Mobile

Qualcomm's China troubles dampen earnings

Adding to its antitrust problems in China, the chipmaker says it's now under investigation by US and European government agencies.

Qualcomm Steve Mollenkopf, who took over as CEO of the mobile chipmaker in March, now faces a handful of government investigations. CNET

Qualcomm's legal headaches keep growing.

The leading maker of mobile chips that power top-selling smartphones from Apple's iPhone to Samsung's Galaxy S5, Qualcomm is facing two new government probes, adding to the pressure from an investigation launched last year in China over whether it violated the country's anti-monopoly laws.

The U.S. Federal Trade Commission notified the San Diego-based company of an investigation on September 17, while the European Union told Qualcomm of its own probe on October 15, Qualcomm said Wednesday. The news was delivered as part of Qualcomm's earnings report. The company delivered a 26 percent jump in profit, but earnings trailed market estimates after its licensing business dragged on results for the second straight quarter.

Investors weren't happy, sending the shares down 6 percent in after hours trading to $72.60. Qualcomm's guidance for the new year was also not as high as Wall Street was expecting.

Qualcomm is the No. 1 provider of wireless processors and communication chips, with its technology used by most of the world's smartphones makers. CEO Steve Mollenkompf, who took over in March, is working to expand into wearables, automotive and connected devices. He's made a big bet on those technologies with the $2.5 billion acquisition agreement last month of British chipmaker CSR. The deal, set to close next year, is expected to turn up the heat on chip rivals Broadcom, which has a big stake in connectivity chips, and Intel, which has struggled for years to break into the mobile space.

But Qualcomm remains vulnerable in China, the biggest mobile phone market in the world. The investigation there could result in a hefty fine and the company being forced to accept lower royalty payments in its highly profitable licensing business, which generally accounts for about a third of sales and two-thirds of profit.

The licensing business has been the focus of an anti-monopoly investigation by Chinese authorities since November 2013. At the same time, Qualcomm said some Chinese licensees were under-reporting their sales and that it's in a licensing dispute with another Chinese firm, situations which have cut into Qualcomm's royalty payments.

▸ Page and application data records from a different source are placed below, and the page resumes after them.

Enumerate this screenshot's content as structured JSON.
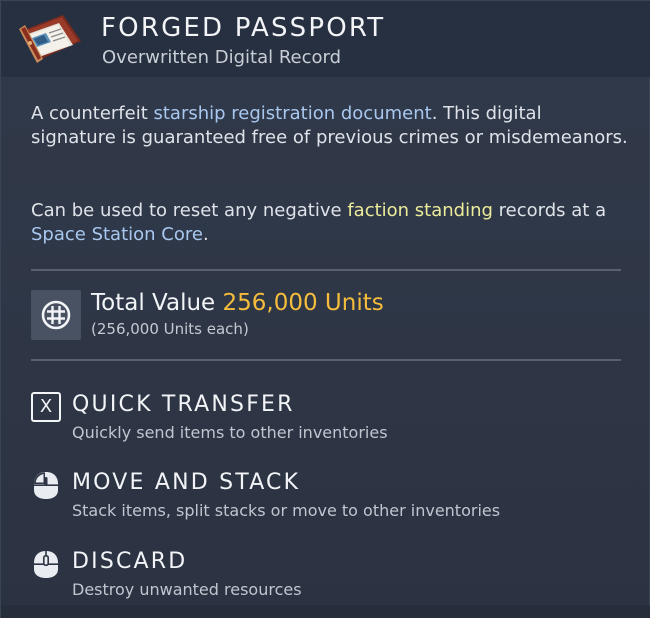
{
  "item": {
    "title": "FORGED PASSPORT",
    "subtitle": "Overwritten Digital Record",
    "icon": "forged-passport-icon"
  },
  "description": {
    "p1_before": "A counterfeit ",
    "p1_link": "starship registration document",
    "p1_after": ". This digital signature is guaranteed free of previous crimes or misdemeanors.",
    "p2_before": "Can be used to reset any negative ",
    "p2_highlight": "faction standing",
    "p2_middle": " records at a ",
    "p2_link": "Space Station Core",
    "p2_after": "."
  },
  "value": {
    "label": "Total Value",
    "amount": "256,000 Units",
    "each": "(256,000 Units each)",
    "icon": "units-currency-icon"
  },
  "actions": [
    {
      "key": "X",
      "label": "QUICK TRANSFER",
      "desc": "Quickly send items to other inventories",
      "icon": "x-key-icon"
    },
    {
      "label": "MOVE AND STACK",
      "desc": "Stack items, split stacks or move to other inventories",
      "icon": "mouse-left-click-icon"
    },
    {
      "label": "DISCARD",
      "desc": "Destroy unwanted resources",
      "icon": "mouse-middle-click-icon"
    }
  ],
  "colors": {
    "background": "#2d3645",
    "header": "#273040",
    "highlight_blue": "#a9c8f0",
    "highlight_yellow": "#ecec9a",
    "units_gold": "#f6bd3c"
  }
}
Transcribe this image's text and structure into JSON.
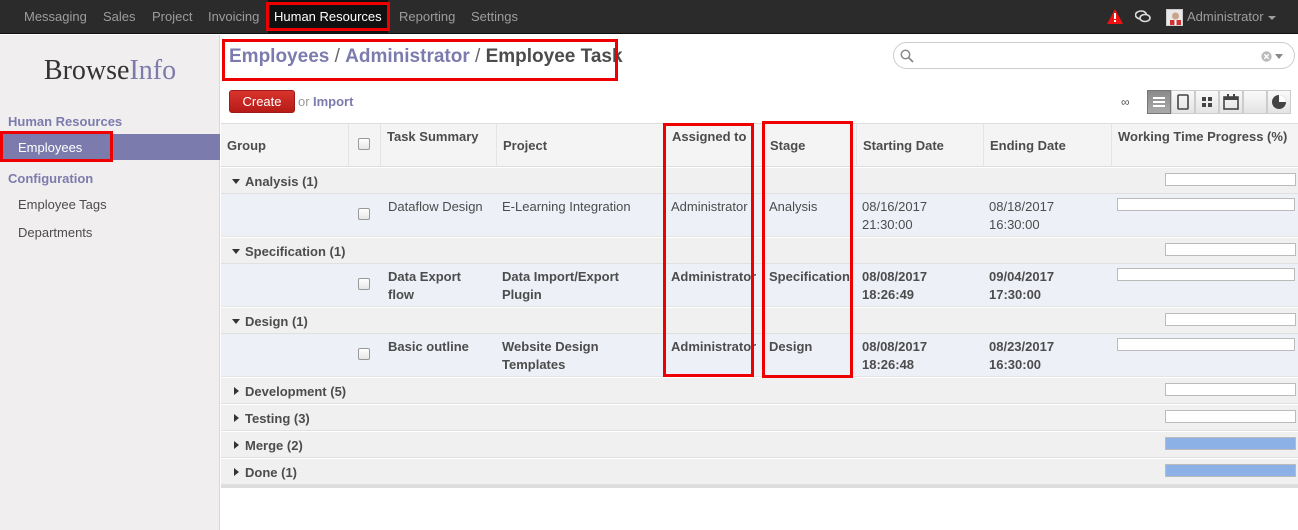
{
  "topbar": {
    "menu": [
      "Messaging",
      "Sales",
      "Project",
      "Invoicing",
      "Human Resources",
      "Reporting",
      "Settings"
    ],
    "active_menu": "Human Resources",
    "user": "Administrator"
  },
  "sidebar": {
    "logo_main": "Browse",
    "logo_accent": "Info",
    "section1": "Human Resources",
    "item_employees": "Employees",
    "section2": "Configuration",
    "item_tags": "Employee Tags",
    "item_departments": "Departments"
  },
  "breadcrumb": {
    "level1": "Employees",
    "level2": "Administrator",
    "current": "Employee Task",
    "separator": "/"
  },
  "search": {
    "placeholder": "",
    "value": ""
  },
  "actions": {
    "create": "Create",
    "or": "or",
    "import": "Import",
    "infinity": "∞"
  },
  "table": {
    "columns": {
      "group": "Group",
      "task_summary": "Task Summary",
      "project": "Project",
      "assigned_to": "Assigned to",
      "stage": "Stage",
      "starting_date": "Starting Date",
      "ending_date": "Ending Date",
      "progress": "Working Time Progress (%)"
    },
    "groups": [
      {
        "label": "Analysis (1)",
        "expanded": true,
        "progress": 0,
        "row": {
          "task": "Dataflow Design",
          "project": "E-Learning Integration",
          "assigned": "Administrator",
          "stage": "Analysis",
          "start_date": "08/16/2017",
          "start_time": "21:30:00",
          "end_date": "08/18/2017",
          "end_time": "16:30:00",
          "progress": 0,
          "bold": false
        }
      },
      {
        "label": "Specification (1)",
        "expanded": true,
        "progress": 0,
        "row": {
          "task": "Data Export",
          "task2": "flow",
          "project": "Data Import/Export",
          "project2": "Plugin",
          "assigned": "Administrator",
          "stage": "Specification",
          "start_date": "08/08/2017",
          "start_time": "18:26:49",
          "end_date": "09/04/2017",
          "end_time": "17:30:00",
          "progress": 0,
          "bold": true
        }
      },
      {
        "label": "Design (1)",
        "expanded": true,
        "progress": 0,
        "row": {
          "task": "Basic outline",
          "project": "Website Design",
          "project2": "Templates",
          "assigned": "Administrator",
          "stage": "Design",
          "start_date": "08/08/2017",
          "start_time": "18:26:48",
          "end_date": "08/23/2017",
          "end_time": "16:30:00",
          "progress": 0,
          "bold": true
        }
      },
      {
        "label": "Development (5)",
        "expanded": false,
        "progress": 0
      },
      {
        "label": "Testing (3)",
        "expanded": false,
        "progress": 0
      },
      {
        "label": "Merge (2)",
        "expanded": false,
        "progress": 1.0
      },
      {
        "label": "Done (1)",
        "expanded": false,
        "progress": 1.0
      }
    ]
  },
  "colors": {
    "accent": "#7c7bad",
    "highlight": "#ee0000",
    "topbar": "#2b2b2b",
    "create": "#c21d1d",
    "progress_fill": "#8bb1e6"
  }
}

Qualcomm said the under-reporting was dragging down its estimates for the reported number of devices being shipped with its chips.

Asked why the licensee problems were happening during the investigation in China, Qualcomm President Derek Aberle said the uncertainty of the probe was causing "a little bit of licensees pushing the envelope." Licensees appeared to think "they can get away with" under-reporting their royalty payments to Qualcomm, he said during a call with analysts Wednesday. He added that the company has dealt with such problems before and is working to resolve them.

The new probes just add to those woes. Qualcomm said the FTC is also looking into its licensing business, while the EU is looking into Qualcomm's sale of some of its chipsets.

The investigations, as well as a lawsuit filed in September from chip rival Nvidia, may become a distraction for Mollenkopf as he works to stay ahead of competitors in the fast-paced mobile industry. While the licensing business has taken a hit, though, Qualcomm's profits overall have kept rising.

"These are very preliminary," Qualcomm's general counsel, Donald Rosenberg, said on the analyst call when asked about the FTC and EU probes. "They're in the information-gathering stages, in both cases."

Qualcomm executives said the result of the new investigations are unclear, but they signaled that neither was likely to end anytime soon. The company said it plans to spend more on legal costs next year.

Overall, Qualcomm reported net income of $1.9 billion, or $1.11 a share, for the fourth quarter ended September 28, up from $1.5 billion, or 86 cents a share, a year earlier.

Profit, minus some costs, rose to $1.26 from $1.05. Sales were up 3 percent to $6.69 billion. Analysts polled by Thomson Reuters expected $1.31 a share in profit and sales of $7.02 billion.

The equipment and services segment, which includes chipset sales, saw 6.9 percent higher revenue at $4.8 billion during the quarter. Licensing revenue was down 4.9 percent to $1.9 billion.

For the new fiscal year, Qualcomm predicted profit, minus some costs, of $5.05 to $5.35 a share on sales of $26.8 billion to $28.8 billion. Wall Street was looking for $5.58 a share and $28.9 billion in revenue.

Updated, 4:43 p.m. PT: Adds more context throughout and executive comments from analyst call.